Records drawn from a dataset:
********************
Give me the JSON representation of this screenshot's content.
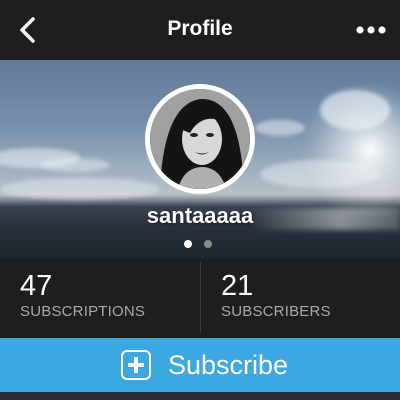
{
  "nav": {
    "title": "Profile",
    "back_icon": "chevron-left-icon",
    "more_icon": "more-horizontal-icon"
  },
  "profile": {
    "username": "santaaaaa",
    "page_indicator": {
      "count": 2,
      "active_index": 0
    }
  },
  "stats": {
    "subscriptions": {
      "value": "47",
      "label": "SUBSCRIPTIONS"
    },
    "subscribers": {
      "value": "21",
      "label": "SUBSCRIBERS"
    }
  },
  "subscribe": {
    "label": "Subscribe",
    "icon": "plus-square-icon"
  },
  "colors": {
    "nav_bg": "#1e1e1e",
    "accent": "#3ca9e2",
    "label_gray": "#a9a9a9",
    "dot_active": "#ffffff",
    "dot_inactive": "#8a8a8a"
  }
}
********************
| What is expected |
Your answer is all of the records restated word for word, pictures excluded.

| Solution for this task |
Give me the JSON representation of this screenshot's content.
{
  "nav": {
    "title": "Profile",
    "back_icon": "chevron-left-icon",
    "more_icon": "more-horizontal-icon"
  },
  "profile": {
    "username": "santaaaaa",
    "page_indicator": {
      "count": 2,
      "active_index": 0
    }
  },
  "stats": {
    "subscriptions": {
      "value": "47",
      "label": "SUBSCRIPTIONS"
    },
    "subscribers": {
      "value": "21",
      "label": "SUBSCRIBERS"
    }
  },
  "subscribe": {
    "label": "Subscribe",
    "icon": "plus-square-icon"
  },
  "colors": {
    "nav_bg": "#1e1e1e",
    "accent": "#3ca9e2",
    "label_gray": "#a9a9a9",
    "dot_active": "#ffffff",
    "dot_inactive": "#8a8a8a"
  }
}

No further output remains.